I've just heard that Lee Sexton, the great old time banjo player, has passed away. I was just thinking about him yesterday, because after reading the NY Times article about the Ozarks I realuzed that of all the members of the older generation I used to play with, Lee was the only one left. I'm attaching a song we did at Port Townsend with Paul David Smith on fiddle. In addition to being a powerful banjo player, Lee was also a fine old time fiddler, although he didn't play much in later years. Here's a YouTube clip of "Old Joe Clark" with his late son Phil on banjo and me trying to keep up on guitar: youtu.be/dowbTQAz2LU
Thought you all might enjoy this video, which actually appeared on CMT about 30 years ago. In addition to Lee, it also features Marion Sumner, "The Fiddle King of the South." He and Lee played together for many years, and both are featured in John Cohen's recording "Mounrain Music of Kentucky." youtu.be/pwJbfL7VTfY
Thanks Doug. Really enjoyed that. Didn't know Woah Mule was written by Roy Acuff. I just wanna know, is this like an old time compliment?; Your face is like a coffee pot, Your nose is like a spout, Your mouth is like a fireplace, With all the ashes out.

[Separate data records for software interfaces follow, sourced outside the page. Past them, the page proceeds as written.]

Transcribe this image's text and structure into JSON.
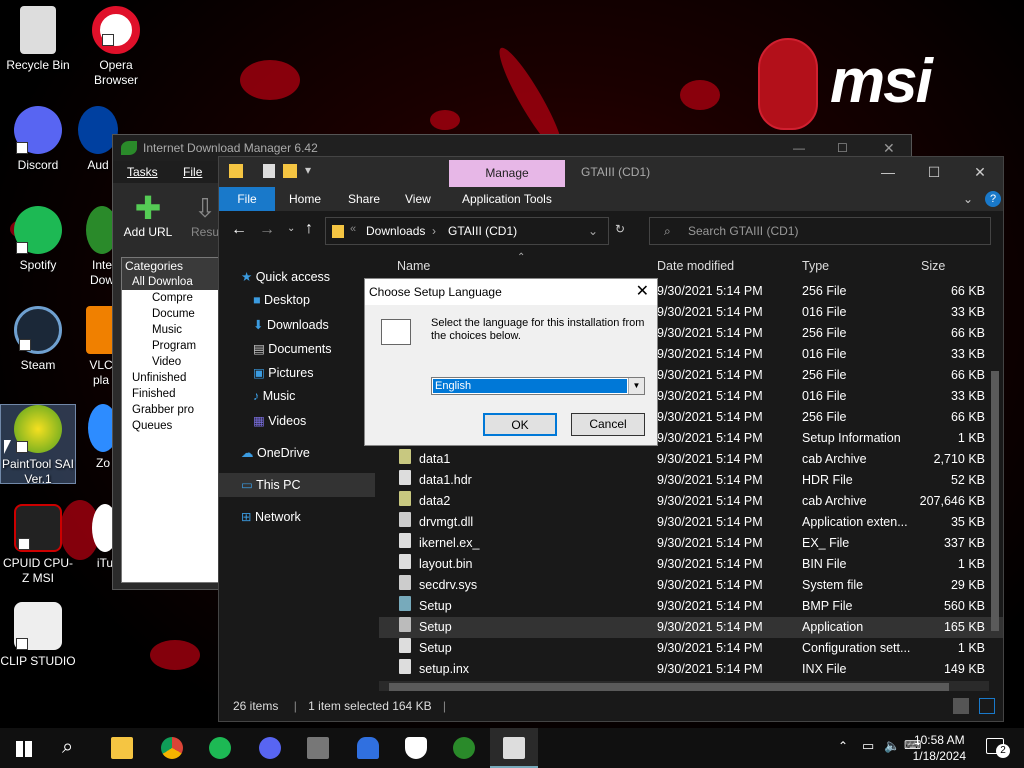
{
  "desktop": {
    "icons": [
      {
        "label": "Recycle Bin"
      },
      {
        "label": "Opera Browser"
      },
      {
        "label": "Discord"
      },
      {
        "label": "Aud"
      },
      {
        "label": "Spotify"
      },
      {
        "label": "Inte Dow"
      },
      {
        "label": "Steam"
      },
      {
        "label": "VLC pla"
      },
      {
        "label": "PaintTool SAI Ver.1"
      },
      {
        "label": "Zo"
      },
      {
        "label": "CPUID CPU-Z MSI"
      },
      {
        "label": "iTu"
      },
      {
        "label": "CLIP STUDIO"
      }
    ],
    "brand_text": "msi"
  },
  "idm": {
    "title": "Internet Download Manager 6.42",
    "menu": [
      "Tasks",
      "File"
    ],
    "tools": [
      "Add URL",
      "Resu"
    ],
    "categories_header": "Categories",
    "categories": [
      "All Downloa",
      "Compre",
      "Docume",
      "Music",
      "Program",
      "Video",
      "Unfinished",
      "Finished",
      "Grabber pro",
      "Queues"
    ]
  },
  "explorer": {
    "title_tab": "Manage",
    "folder_name": "GTAIII (CD1)",
    "ribbon": [
      "File",
      "Home",
      "Share",
      "View",
      "Application Tools"
    ],
    "breadcrumb": [
      "Downloads",
      "GTAIII (CD1)"
    ],
    "search_placeholder": "Search GTAIII (CD1)",
    "nav": [
      "Quick access",
      "Desktop",
      "Downloads",
      "Documents",
      "Pictures",
      "Music",
      "Videos",
      "OneDrive",
      "This PC",
      "Network"
    ],
    "columns": [
      "Name",
      "Date modified",
      "Type",
      "Size"
    ],
    "files": [
      {
        "name": "",
        "date": "9/30/2021 5:14 PM",
        "type": "256 File",
        "size": "66 KB"
      },
      {
        "name": "",
        "date": "9/30/2021 5:14 PM",
        "type": "016 File",
        "size": "33 KB"
      },
      {
        "name": "",
        "date": "9/30/2021 5:14 PM",
        "type": "256 File",
        "size": "66 KB"
      },
      {
        "name": "",
        "date": "9/30/2021 5:14 PM",
        "type": "016 File",
        "size": "33 KB"
      },
      {
        "name": "",
        "date": "9/30/2021 5:14 PM",
        "type": "256 File",
        "size": "66 KB"
      },
      {
        "name": "",
        "date": "9/30/2021 5:14 PM",
        "type": "016 File",
        "size": "33 KB"
      },
      {
        "name": "",
        "date": "9/30/2021 5:14 PM",
        "type": "256 File",
        "size": "66 KB"
      },
      {
        "name": "",
        "date": "9/30/2021 5:14 PM",
        "type": "Setup Information",
        "size": "1 KB"
      },
      {
        "name": "data1",
        "date": "9/30/2021 5:14 PM",
        "type": "cab Archive",
        "size": "2,710 KB"
      },
      {
        "name": "data1.hdr",
        "date": "9/30/2021 5:14 PM",
        "type": "HDR File",
        "size": "52 KB"
      },
      {
        "name": "data2",
        "date": "9/30/2021 5:14 PM",
        "type": "cab Archive",
        "size": "207,646 KB"
      },
      {
        "name": "drvmgt.dll",
        "date": "9/30/2021 5:14 PM",
        "type": "Application exten...",
        "size": "35 KB"
      },
      {
        "name": "ikernel.ex_",
        "date": "9/30/2021 5:14 PM",
        "type": "EX_ File",
        "size": "337 KB"
      },
      {
        "name": "layout.bin",
        "date": "9/30/2021 5:14 PM",
        "type": "BIN File",
        "size": "1 KB"
      },
      {
        "name": "secdrv.sys",
        "date": "9/30/2021 5:14 PM",
        "type": "System file",
        "size": "29 KB"
      },
      {
        "name": "Setup",
        "date": "9/30/2021 5:14 PM",
        "type": "BMP File",
        "size": "560 KB"
      },
      {
        "name": "Setup",
        "date": "9/30/2021 5:14 PM",
        "type": "Application",
        "size": "165 KB"
      },
      {
        "name": "Setup",
        "date": "9/30/2021 5:14 PM",
        "type": "Configuration sett...",
        "size": "1 KB"
      },
      {
        "name": "setup.inx",
        "date": "9/30/2021 5:14 PM",
        "type": "INX File",
        "size": "149 KB"
      }
    ],
    "status": {
      "items": "26 items",
      "selected": "1 item selected  164 KB"
    }
  },
  "dialog": {
    "title": "Choose Setup Language",
    "message": "Select the language for this installation from the choices below.",
    "selected_language": "English",
    "ok_label": "OK",
    "cancel_label": "Cancel"
  },
  "taskbar": {
    "time": "10:58 AM",
    "date": "1/18/2024",
    "notification_count": "2"
  }
}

Indianajones - I don't think Roy Acuff wrote "Whoa Mule." It was recorded in 1924 by Riley Puckett youtu.be/SCV_CeoI1RQ as well as by Roba Stanley. There were other early recordings by the Hillbillies, Bill Chitwood, and Chubby Parker, all of which are on YouTube. I think this song is related to the "Liza Jane" family, and probably has minstrel show origins. The verse you mentioned is a humorous "floater," but I don't think I've ever heard it in this song.
farmerjones - Glad you enjoyed the video. Herbie did a good job getting the pieces to fit together. I especially like the part where the mule is "dancing" (although slowly) to the tune! One verse people sometimes have trouble with is: "Jaybird died of the whooping cough, bluebird died of the colic. 'Long come a toad frog, fiddle on his back Goin' to the frolic."
I hope I'm not violating some etiquette here and derailing the thread - Lee Sexton, may he rest in peace - but I had to search for the word 'muley' which is an archaic word meaning missing something, most likely horns, as is the probably case of this cow the Dillards are referencing. Now, if a cow was missing the horns it would take a long time to fly between them. More likely to get the whooping cough I'd say.